Connecting Nature with Organic Bioelectronics and Printed Electronics

Magnus Berggren, Department of Science and Technology, Linköping University (Sweden)

Organic electronic materials are unique as the signal translator across the biology-technology gap. These biocompatible materials are also easily complexed with polyanions, polycations and functional biomaterials and can then be included in various device architectures to form flexible, stretchable and even gelled devices. Organic bioelectronic devices and systems can then process electronic, ionic and charged biomolecules in combination. These combined features make organic electronic materials unique in many aspects as the recorder and actuator of various functions and physiology of biological systems.

A brief review of some of the recent achievements from the Laboratory of Organic Electronics is here given. In the BioComLab technology platform various organic bioelectronic sensors and actuators are combined with communication technology to form a body area network for future healthcare applications. Various sensors are included within electronic skin patches, then connected to electronic drug delivery components via capacitive body-coupled communication. This system provides sensor-actuator feedback and improves its decision-making performance using deep-learning protocols provided from cloud connectivity. With the BioComLab platform we target an array of neuronal disorders and diseases, such as epilepsy, Parkinson’s disease and chronical pain. The BioComLab technology is also explored to regulate functions and physiology of plants, in an effort termed e-Plants. Some of the recent results of using organic bioelectronics to sense and actuate plant physiology is here also presented.
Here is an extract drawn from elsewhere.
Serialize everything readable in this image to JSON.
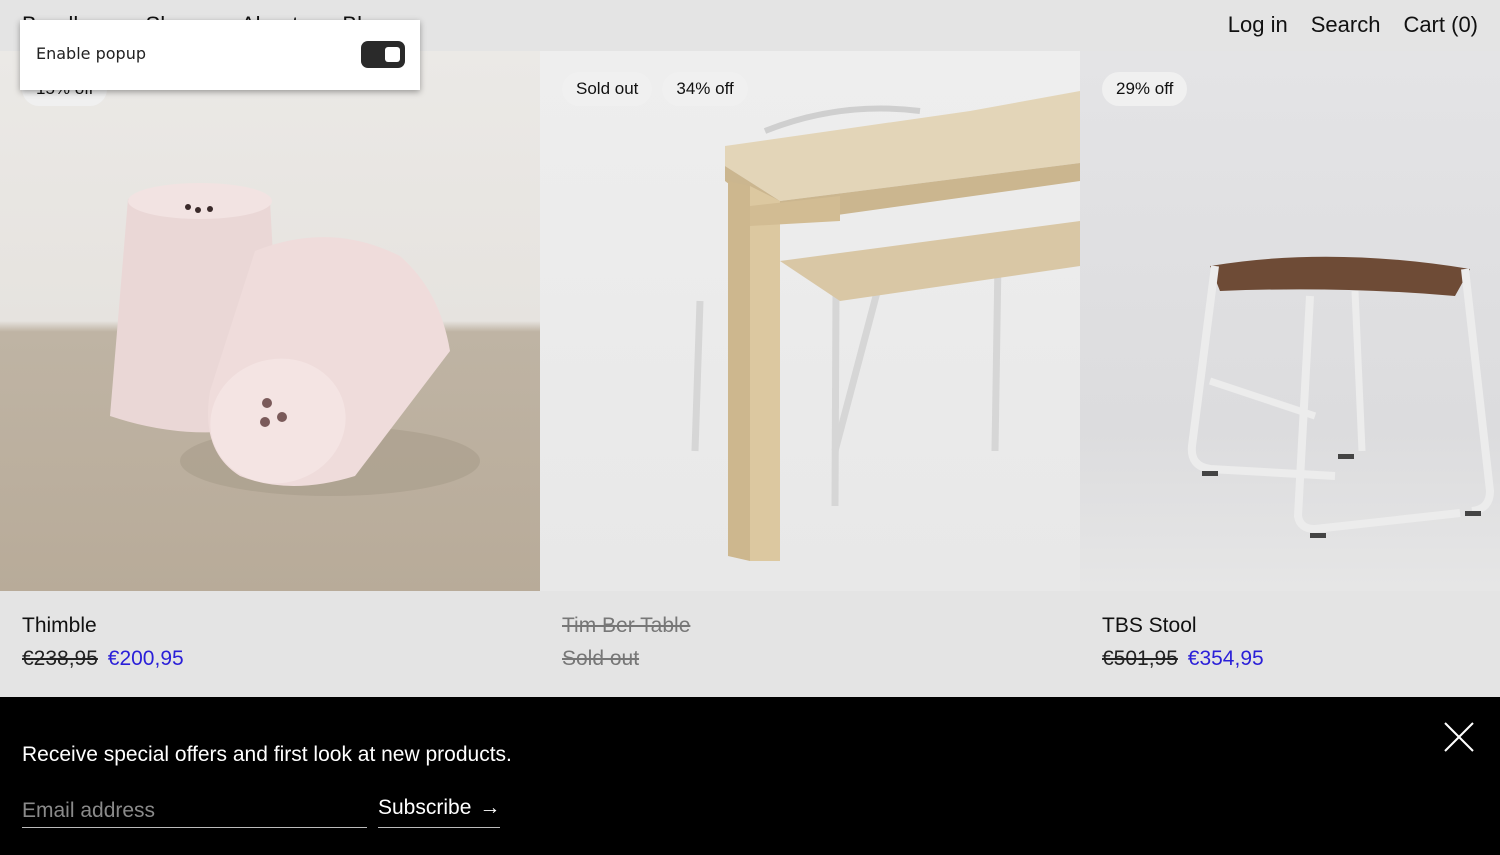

At the end of the talk a few recent results are reported, including electronic gelling achieved in ethylene glycol-substituted polythiophenes and ground state charge transfer established in donor- acceptor all-polymer combinations.